Australia to Phase Out Use of Blackhead Treatment Dimetridazole

AUSTRALIA - The Australian Pesticides and Veterinary Medicines Authority (APVMA), has today announced it will phase out the use of the veterinary product, dimetridazole, on birds and animals destined for human consumption.
calendar icon 14 May 2007
clock icon 3 minute read

Dimetridazole is used to treat disease in pigs, poultry and caged birds.

A review by the agricultural and veterinary chemicals regulator has found dimetridazole is a potential carcinogen and that its use in food-producing species poses undue risks to workers and consumers.

Chicken and turkey breeders say their flocks could be decimated following a ban on the only treatment for the fatal disease, 'blackhead'.

“As a result of this review, we now propose to cancel the registrations and label approvals for dimetridazole products used in pigs, chickens and turkeys destined for human consumption,” Mr Martin Holmes, Program Manager (Veterinary Medicines) said today.

“We have proposed a two-year phase out period. The APVMA will issue new instructions on how these products are to be used and handled during this period,” Mr Holmes said.

Dimetridazole is used for treating and preventing blackhead in breeding flocks of chickens and turkeys and in game birds, and for preventing swine dysentery in pigs. The chemical is also used for treating canker in pigeons and caged birds.

Six products containing dimetridazole are registered for use in Australia.

Mr Holmes said registrations of the products used on pigeons, caged birds and game birds, not destined for human consumption would be allowed to continue but with amended labels.

Mr Holmes said the APVMA recognised there would be impacts of this decision for the pig and poultry industries but that public health and safety was a mandated responsibility for the regulator.

“Throughout this review process we have consulted with the pig and poultry industries to ensure they understand the issues and have time to prepare for these changes,” Mr Holmes said.

The APVMA now requires registrants to submit varied labels for approval. The final review report and regulatory decision is expected in June 2007.

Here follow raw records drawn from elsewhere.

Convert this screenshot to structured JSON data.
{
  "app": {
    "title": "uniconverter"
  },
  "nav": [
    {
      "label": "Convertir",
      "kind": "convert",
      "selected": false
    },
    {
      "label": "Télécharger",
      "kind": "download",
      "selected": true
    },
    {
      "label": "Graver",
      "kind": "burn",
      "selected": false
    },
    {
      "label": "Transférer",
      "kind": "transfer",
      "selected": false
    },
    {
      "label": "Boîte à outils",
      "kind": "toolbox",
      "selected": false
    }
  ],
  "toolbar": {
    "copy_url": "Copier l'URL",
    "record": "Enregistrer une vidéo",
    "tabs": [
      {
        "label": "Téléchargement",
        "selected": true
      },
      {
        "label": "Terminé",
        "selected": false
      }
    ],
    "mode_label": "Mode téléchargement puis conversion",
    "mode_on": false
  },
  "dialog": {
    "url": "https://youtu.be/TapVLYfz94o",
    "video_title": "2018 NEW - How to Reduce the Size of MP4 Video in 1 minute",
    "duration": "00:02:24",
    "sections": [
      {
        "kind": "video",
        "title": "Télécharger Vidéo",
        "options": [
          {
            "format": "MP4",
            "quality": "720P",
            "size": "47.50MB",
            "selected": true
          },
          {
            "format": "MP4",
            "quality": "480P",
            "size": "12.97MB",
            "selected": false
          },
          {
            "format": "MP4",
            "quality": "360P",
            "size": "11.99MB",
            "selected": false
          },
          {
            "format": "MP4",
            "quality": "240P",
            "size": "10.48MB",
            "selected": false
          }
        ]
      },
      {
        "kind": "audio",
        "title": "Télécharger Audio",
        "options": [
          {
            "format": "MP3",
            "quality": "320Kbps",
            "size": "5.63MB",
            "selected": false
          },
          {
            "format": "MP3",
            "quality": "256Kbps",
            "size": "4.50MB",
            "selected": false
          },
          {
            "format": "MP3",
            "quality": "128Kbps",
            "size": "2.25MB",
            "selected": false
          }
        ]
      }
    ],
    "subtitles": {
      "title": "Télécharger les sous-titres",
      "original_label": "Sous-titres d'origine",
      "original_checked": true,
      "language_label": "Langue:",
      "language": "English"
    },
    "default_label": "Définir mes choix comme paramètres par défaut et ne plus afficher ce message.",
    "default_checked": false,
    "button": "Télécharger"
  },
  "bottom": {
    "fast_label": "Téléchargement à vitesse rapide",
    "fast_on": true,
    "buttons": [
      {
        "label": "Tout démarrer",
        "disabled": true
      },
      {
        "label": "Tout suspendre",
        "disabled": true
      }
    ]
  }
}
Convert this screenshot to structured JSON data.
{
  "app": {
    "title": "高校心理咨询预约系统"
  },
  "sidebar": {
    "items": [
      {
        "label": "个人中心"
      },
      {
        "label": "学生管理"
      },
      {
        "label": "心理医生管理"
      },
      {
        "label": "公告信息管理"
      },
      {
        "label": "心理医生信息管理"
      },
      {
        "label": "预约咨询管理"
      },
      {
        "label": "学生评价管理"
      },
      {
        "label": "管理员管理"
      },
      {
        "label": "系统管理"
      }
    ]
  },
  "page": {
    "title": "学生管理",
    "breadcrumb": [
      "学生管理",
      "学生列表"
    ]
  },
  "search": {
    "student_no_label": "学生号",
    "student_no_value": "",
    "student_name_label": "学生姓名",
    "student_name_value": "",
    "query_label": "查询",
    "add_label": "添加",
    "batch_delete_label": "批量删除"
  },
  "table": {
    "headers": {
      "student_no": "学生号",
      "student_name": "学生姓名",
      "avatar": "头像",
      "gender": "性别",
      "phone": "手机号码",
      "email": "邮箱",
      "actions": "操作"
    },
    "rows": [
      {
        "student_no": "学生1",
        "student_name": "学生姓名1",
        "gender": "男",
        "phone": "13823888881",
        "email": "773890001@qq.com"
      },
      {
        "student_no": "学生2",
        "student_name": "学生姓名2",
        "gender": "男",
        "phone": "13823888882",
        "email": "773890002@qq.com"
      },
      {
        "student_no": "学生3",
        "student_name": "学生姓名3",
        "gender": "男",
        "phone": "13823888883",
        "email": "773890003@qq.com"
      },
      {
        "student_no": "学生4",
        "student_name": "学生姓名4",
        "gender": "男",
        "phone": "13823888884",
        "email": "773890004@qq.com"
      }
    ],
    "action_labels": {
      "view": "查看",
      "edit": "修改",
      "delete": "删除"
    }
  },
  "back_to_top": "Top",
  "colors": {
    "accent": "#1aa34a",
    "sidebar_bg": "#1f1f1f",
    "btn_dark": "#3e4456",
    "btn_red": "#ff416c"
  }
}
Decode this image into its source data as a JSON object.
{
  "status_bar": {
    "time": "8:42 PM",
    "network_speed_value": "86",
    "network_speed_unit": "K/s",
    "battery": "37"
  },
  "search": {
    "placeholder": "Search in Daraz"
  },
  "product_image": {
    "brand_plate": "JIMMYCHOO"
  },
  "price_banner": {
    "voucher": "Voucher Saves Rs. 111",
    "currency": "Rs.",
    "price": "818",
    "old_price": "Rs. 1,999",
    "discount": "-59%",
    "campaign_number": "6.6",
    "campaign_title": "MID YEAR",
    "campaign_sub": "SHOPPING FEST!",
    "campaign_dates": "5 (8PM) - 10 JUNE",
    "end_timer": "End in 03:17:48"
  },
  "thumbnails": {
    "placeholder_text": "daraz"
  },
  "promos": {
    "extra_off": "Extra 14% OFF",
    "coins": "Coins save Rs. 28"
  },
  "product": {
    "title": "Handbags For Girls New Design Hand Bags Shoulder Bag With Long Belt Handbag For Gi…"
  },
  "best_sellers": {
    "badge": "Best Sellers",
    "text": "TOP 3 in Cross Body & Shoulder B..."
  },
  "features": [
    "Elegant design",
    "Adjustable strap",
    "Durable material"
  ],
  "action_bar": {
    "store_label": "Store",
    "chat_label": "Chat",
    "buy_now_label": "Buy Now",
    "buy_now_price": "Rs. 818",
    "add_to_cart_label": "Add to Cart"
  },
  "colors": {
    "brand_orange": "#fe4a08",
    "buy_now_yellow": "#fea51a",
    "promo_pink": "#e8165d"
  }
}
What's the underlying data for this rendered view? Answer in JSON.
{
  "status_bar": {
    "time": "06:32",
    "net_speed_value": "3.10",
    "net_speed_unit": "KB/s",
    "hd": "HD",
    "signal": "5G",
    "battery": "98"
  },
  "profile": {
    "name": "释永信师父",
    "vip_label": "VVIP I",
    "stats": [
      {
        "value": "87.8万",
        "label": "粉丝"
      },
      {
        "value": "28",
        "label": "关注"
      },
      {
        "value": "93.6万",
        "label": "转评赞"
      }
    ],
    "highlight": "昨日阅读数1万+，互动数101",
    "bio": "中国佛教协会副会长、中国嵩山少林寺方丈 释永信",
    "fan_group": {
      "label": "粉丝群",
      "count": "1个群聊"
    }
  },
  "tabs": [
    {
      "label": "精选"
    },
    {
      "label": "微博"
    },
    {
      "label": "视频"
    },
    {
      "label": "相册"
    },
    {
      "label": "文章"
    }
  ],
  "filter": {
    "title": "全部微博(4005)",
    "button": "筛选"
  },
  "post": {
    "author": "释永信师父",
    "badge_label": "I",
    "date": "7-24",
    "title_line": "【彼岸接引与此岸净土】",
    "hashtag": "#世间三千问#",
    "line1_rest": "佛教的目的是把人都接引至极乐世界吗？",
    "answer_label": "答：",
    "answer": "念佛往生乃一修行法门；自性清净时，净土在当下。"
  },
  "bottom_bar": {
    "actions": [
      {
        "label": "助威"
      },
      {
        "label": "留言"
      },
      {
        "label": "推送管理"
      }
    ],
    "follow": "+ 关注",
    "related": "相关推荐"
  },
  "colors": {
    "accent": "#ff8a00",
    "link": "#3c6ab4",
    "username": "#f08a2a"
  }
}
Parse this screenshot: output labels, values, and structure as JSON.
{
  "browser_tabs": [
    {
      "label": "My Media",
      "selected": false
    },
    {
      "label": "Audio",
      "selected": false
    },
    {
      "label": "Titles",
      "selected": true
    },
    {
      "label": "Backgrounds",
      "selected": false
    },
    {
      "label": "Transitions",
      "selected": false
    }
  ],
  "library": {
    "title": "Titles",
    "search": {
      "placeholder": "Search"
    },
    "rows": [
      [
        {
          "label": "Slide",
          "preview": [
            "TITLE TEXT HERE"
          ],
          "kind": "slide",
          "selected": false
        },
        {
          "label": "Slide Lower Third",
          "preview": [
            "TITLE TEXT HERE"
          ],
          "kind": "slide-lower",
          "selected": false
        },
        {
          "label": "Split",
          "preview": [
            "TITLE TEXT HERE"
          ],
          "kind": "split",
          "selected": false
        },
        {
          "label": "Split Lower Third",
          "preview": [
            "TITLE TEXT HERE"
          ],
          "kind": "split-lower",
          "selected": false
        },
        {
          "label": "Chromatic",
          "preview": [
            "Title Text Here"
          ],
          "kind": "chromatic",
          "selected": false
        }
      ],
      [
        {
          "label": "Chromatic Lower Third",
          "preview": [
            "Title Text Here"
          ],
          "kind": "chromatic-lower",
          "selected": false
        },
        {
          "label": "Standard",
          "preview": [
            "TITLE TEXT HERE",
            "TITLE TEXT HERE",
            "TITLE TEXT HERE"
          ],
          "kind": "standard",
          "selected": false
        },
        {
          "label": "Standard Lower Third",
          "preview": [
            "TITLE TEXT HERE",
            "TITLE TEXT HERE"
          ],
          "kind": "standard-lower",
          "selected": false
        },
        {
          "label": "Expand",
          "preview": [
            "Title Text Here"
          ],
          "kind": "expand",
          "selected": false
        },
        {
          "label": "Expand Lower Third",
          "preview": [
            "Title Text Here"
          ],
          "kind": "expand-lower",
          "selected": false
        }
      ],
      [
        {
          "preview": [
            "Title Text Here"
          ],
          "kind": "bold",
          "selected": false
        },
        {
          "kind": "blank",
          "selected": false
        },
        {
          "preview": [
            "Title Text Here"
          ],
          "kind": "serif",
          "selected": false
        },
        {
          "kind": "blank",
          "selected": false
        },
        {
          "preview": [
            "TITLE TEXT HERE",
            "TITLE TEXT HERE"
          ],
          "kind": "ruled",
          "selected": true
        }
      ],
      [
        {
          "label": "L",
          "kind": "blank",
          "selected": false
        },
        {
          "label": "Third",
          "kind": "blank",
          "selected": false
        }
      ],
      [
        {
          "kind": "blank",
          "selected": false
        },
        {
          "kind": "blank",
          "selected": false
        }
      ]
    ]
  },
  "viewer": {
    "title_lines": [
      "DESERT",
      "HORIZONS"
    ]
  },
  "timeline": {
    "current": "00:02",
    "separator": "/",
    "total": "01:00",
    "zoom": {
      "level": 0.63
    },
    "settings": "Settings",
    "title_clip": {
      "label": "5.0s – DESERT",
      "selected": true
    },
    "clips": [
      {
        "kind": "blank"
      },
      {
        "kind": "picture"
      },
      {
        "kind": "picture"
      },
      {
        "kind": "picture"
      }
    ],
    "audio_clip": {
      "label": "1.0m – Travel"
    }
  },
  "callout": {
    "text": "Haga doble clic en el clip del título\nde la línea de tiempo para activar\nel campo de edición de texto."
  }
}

Guidance for registrants and users of dimetridazole products is available on the APVMA website at

© 2000 - 2024 - Global Ag Media. All Rights Reserved | No part of this site may be reproduced without permission.